Mourdock trails by 11 percent in Indiana
Republican Indiana Senate hopeful Richard Mourdock now trails his Democratic opponent Rep. Joe Donnelly by double digits, according to a poll released Friday.
The Howey/DePauw poll is the first poll of Indiana voters since the final Senate debate, during which Mourdock said “even when life begins in that horrible situation of rape, that it is something that God intended to happen,” while explaining his pro-life stance.
The comment was met with much criticism, and Mourdock found himself in the unenviable position of explaining that he does not believe God condones rape. He has since been faced with a barrage of Democratic attacks over the the incident, which appear to have turned a once-close race into something of a rout.
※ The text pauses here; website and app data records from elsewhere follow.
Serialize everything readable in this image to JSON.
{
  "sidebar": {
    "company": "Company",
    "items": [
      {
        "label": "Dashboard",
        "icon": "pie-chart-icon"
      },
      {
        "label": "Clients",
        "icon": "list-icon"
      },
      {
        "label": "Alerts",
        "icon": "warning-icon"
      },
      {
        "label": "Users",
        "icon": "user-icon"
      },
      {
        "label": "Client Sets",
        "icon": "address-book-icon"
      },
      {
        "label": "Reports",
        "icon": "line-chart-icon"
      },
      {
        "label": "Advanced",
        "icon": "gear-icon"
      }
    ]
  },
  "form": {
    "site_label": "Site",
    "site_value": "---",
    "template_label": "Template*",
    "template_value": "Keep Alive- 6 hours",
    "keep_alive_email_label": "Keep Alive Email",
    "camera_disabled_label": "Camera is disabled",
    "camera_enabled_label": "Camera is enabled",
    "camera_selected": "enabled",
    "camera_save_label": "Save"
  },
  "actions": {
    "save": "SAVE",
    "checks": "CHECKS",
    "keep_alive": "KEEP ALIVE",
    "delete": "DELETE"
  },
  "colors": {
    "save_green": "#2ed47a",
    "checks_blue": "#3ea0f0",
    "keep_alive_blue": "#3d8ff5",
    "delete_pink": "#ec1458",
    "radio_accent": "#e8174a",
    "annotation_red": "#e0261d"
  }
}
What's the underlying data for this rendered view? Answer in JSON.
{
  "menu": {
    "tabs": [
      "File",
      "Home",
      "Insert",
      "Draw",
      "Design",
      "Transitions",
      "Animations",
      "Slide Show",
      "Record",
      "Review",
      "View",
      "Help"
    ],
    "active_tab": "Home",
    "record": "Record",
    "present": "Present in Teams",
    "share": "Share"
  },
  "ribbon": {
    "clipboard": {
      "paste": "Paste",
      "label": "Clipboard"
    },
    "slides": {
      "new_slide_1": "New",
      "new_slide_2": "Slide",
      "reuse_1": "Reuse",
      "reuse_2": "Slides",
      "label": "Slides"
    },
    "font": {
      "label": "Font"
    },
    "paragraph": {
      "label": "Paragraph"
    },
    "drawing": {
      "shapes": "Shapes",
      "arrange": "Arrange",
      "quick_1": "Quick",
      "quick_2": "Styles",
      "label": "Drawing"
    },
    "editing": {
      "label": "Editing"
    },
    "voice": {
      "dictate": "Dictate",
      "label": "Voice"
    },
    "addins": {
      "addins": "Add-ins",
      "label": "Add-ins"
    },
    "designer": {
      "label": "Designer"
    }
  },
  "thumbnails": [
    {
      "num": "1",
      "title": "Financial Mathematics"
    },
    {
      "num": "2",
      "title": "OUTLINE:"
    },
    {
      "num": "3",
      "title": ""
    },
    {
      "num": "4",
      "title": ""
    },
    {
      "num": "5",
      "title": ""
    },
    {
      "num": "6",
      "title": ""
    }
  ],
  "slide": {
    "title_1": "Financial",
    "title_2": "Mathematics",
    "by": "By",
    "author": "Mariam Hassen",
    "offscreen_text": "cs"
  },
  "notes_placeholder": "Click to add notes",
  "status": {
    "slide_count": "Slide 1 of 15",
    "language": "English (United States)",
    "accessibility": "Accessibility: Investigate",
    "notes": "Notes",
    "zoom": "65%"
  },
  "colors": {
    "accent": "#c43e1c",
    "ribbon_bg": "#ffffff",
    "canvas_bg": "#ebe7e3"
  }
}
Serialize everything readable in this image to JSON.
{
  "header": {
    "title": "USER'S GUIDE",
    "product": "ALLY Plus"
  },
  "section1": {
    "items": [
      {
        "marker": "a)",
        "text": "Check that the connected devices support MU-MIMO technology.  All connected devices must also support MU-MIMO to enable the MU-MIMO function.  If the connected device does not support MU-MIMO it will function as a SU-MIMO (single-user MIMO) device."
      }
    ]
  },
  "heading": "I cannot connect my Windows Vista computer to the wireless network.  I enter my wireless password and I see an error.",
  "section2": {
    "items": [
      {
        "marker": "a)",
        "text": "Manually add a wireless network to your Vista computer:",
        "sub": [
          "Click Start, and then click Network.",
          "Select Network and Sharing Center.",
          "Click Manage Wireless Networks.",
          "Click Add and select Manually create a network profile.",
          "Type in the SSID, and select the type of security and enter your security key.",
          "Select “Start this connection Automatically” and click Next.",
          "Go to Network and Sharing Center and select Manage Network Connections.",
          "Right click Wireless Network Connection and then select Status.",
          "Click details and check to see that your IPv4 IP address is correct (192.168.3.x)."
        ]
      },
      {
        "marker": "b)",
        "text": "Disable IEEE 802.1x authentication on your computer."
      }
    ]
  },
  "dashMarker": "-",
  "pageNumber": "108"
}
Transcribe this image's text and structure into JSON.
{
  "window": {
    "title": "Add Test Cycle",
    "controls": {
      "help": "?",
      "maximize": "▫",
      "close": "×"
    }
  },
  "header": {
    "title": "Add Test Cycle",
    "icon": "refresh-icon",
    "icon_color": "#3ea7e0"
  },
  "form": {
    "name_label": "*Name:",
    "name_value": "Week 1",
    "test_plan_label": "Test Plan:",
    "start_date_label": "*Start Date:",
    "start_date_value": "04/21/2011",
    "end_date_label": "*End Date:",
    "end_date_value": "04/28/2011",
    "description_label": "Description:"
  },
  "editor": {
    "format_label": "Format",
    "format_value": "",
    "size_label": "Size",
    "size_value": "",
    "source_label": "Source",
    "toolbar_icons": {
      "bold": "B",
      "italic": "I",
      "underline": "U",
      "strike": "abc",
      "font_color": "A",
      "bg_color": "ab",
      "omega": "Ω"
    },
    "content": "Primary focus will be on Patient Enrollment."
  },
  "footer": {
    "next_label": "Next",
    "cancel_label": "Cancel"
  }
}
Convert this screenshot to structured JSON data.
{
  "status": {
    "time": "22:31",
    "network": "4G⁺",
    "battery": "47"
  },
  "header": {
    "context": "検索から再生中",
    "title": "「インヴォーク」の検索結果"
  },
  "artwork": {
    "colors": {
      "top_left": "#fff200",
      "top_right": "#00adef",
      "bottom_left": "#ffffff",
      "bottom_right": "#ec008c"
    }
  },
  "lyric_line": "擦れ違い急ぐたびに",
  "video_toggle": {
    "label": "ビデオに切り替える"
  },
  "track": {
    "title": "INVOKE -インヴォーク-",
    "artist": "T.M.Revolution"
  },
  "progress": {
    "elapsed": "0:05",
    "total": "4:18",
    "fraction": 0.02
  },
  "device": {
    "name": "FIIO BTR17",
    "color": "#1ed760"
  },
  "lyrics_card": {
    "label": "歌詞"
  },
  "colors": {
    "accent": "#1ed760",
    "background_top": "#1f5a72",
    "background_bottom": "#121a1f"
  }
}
Mourdock now trails Donnelly by 11 points, according to the Howey/DePauw poll, a bipartisan poll conducted by Republican pollster Christine Matthews and Democratic pollster Fred Yang. Donnelly leads with 47 percent of the vote, while Mourdock gets only 36 percent. The Libertarian candidate, Andrew Horning, gets six percent.
The poll surveyed 800 likely voters from October 28-30 and has a margin of error of plus or minus 3.5 percentage points.
Eighty-seven percent of those surveyed knew about Mourdock’s comment, while just 13 percent did not.
In a state Romney is expected to easily win, only 70 percent of Republicans say they plan to vote for Mourdock.
“It’s all over but the crying,” wrote Matthews in her analysis of the numbers.
The Mourdock campaign countered Friday morning with an internal poll conducted by Republican pollster Jon McLaughlin that showed Mourdock ahead by two points, 46 percent to 44 percent.
In fact, it had Mourdock gaining momentum over the past week, gaining from 44 percent on October 25, while Donnelly’s numbers remained stagnant at 44 percent.
The internal poll surveyed 600 likely voters from October 31 through November 1 and has a margin of error of plus or minus four percentage points.
McLaughlin dismissed the Howey/DePauw results in a conference call with reporters Friday morning, saying the Democratic Senatorial Campaign Committee was a client of Yang’s, and therefore he could not be expected to produce an accurate poll.